Other benefits would come from improved health outcomes as people visit their doctors more often. Dr. Flowers said, “We will also be able to focus on preventative care and management of chronic diseases, which improve health and can save money. It costs much less to manage a patient’s high blood pressure than to care for the consequences of uncontrolled high blood pressure such as kidney failure or a stroke.”
Sen. Sanders’ bill now has 17 co-sponsors including two Senators who were caught up in controversy in January for voting against an amendment for affordable prescription drugs. They are Sens. Cory Booker (D-N.J.) and Martin Heinrich (D-N.M.). Other high-profile co-sponsors are Sens. Elizabeth Warren (D-Mass.) Al Franken (D-Minn.), Kirsten Gillibrand (D-N.Y.) and Kamala Harris (D.-Calif.).
“The Democratic voting base strongly supports National Improved Medicare for All and has pushed for it to be included in the national platform, but the Democratic Party has always voted against that,” said Dr. Flowers discussing why so many Democrats have decided to back the bill. The DNC have lost a lot of elections in the last ten years and their fundraising numbers are down.
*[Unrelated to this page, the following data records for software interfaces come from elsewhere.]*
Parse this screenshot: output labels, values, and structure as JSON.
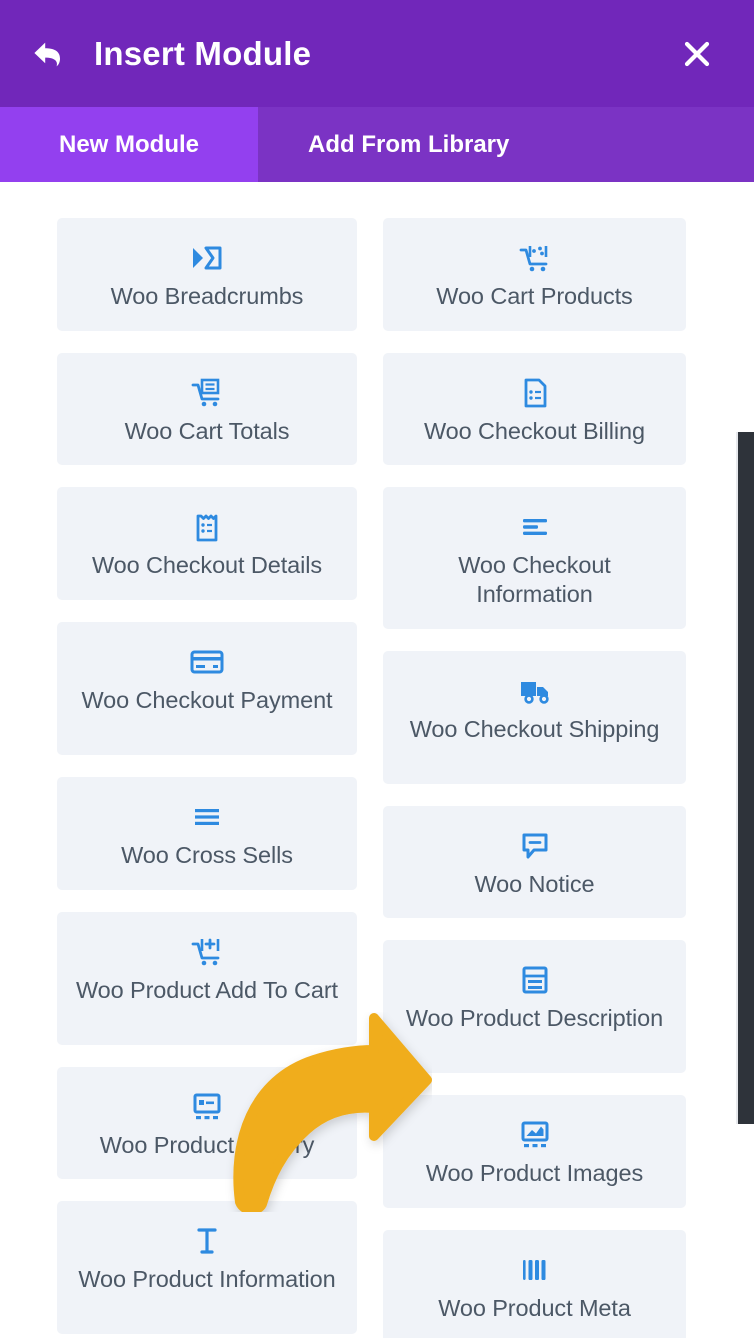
{
  "header": {
    "title": "Insert Module",
    "back_icon": "back-arrow-icon",
    "close_icon": "close-icon"
  },
  "tabs": [
    {
      "id": "new-module",
      "label": "New Module",
      "active": true
    },
    {
      "id": "add-from-library",
      "label": "Add From Library",
      "active": false
    }
  ],
  "modules": {
    "left_column": [
      {
        "label": "Woo Breadcrumbs",
        "icon": "breadcrumbs-icon",
        "lines": 1
      },
      {
        "label": "Woo Cart Totals",
        "icon": "cart-totals-icon",
        "lines": 1
      },
      {
        "label": "Woo Checkout Details",
        "icon": "checkout-details-icon",
        "lines": 1
      },
      {
        "label": "Woo Checkout Payment",
        "icon": "credit-card-icon",
        "lines": 2
      },
      {
        "label": "Woo Cross Sells",
        "icon": "list-lines-icon",
        "lines": 1
      },
      {
        "label": "Woo Product Add To Cart",
        "icon": "cart-add-icon",
        "lines": 2
      },
      {
        "label": "Woo Product Gallery",
        "icon": "gallery-icon",
        "lines": 1
      },
      {
        "label": "Woo Product Information",
        "icon": "text-cursor-icon",
        "lines": 2
      }
    ],
    "right_column": [
      {
        "label": "Woo Cart Products",
        "icon": "cart-products-icon",
        "lines": 1
      },
      {
        "label": "Woo Checkout Billing",
        "icon": "billing-document-icon",
        "lines": 1
      },
      {
        "label": "Woo Checkout Information",
        "icon": "align-lines-icon",
        "lines": 2
      },
      {
        "label": "Woo Checkout Shipping",
        "icon": "shipping-truck-icon",
        "lines": 2
      },
      {
        "label": "Woo Notice",
        "icon": "notice-bubble-icon",
        "lines": 1
      },
      {
        "label": "Woo Product Description",
        "icon": "description-icon",
        "lines": 2
      },
      {
        "label": "Woo Product Images",
        "icon": "images-icon",
        "lines": 1
      },
      {
        "label": "Woo Product Meta",
        "icon": "barcode-icon",
        "lines": 1
      }
    ]
  },
  "scrollbar": {
    "name": "vertical-scrollbar"
  },
  "annotation": {
    "name": "highlight-arrow",
    "color": "#f0ad1d",
    "points_to": "Woo Product Images"
  },
  "colors": {
    "header_purple": "#7127ba",
    "tabbar_purple": "#7b33c4",
    "active_tab_purple": "#9340ef",
    "tile_bg": "#f0f3f8",
    "tile_text": "#4c5866",
    "icon_blue": "#2e8ae0",
    "scrollbar": "#2e333a",
    "arrow_orange": "#f0ad1d"
  }
}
She said, “I believe that with the losses the Democrats have had and the very vocal pushes from the base to promote single payer, the Democrats recognize that they need to support National Improved Medicare for All in order to maintain viability as a party.” Her opinion, however, is not without cynicism. As, she argued, supporting this bill while the Republicans are in power is a low-risk move, it is not likely to pass and offend their pharmaceutical industry donors.
“Our continued advocacy and grassroots pressure have started to change the political culture so that more legislators feel compelled to support single payer,” she said. Dr. Flowers’ activism around improving the American healthcare system is in its second decade, but she is feeling confident.
She said, “We never know what the future will hold or how close we are, but all signs are positive that we are on a good path and will win if we keep up our work. What this means in practical terms is that people need to educate themselves and others about National Improved Medicare for All. They need to organize in their communities and they need to pressure their legislators.”
HOPE, the organization she directs, hosts information on the healthcare debate for the public to study and organize around.
If you want more independent reporting like this, please support Rhys and TATM with a donation– Every $1 helps us grow!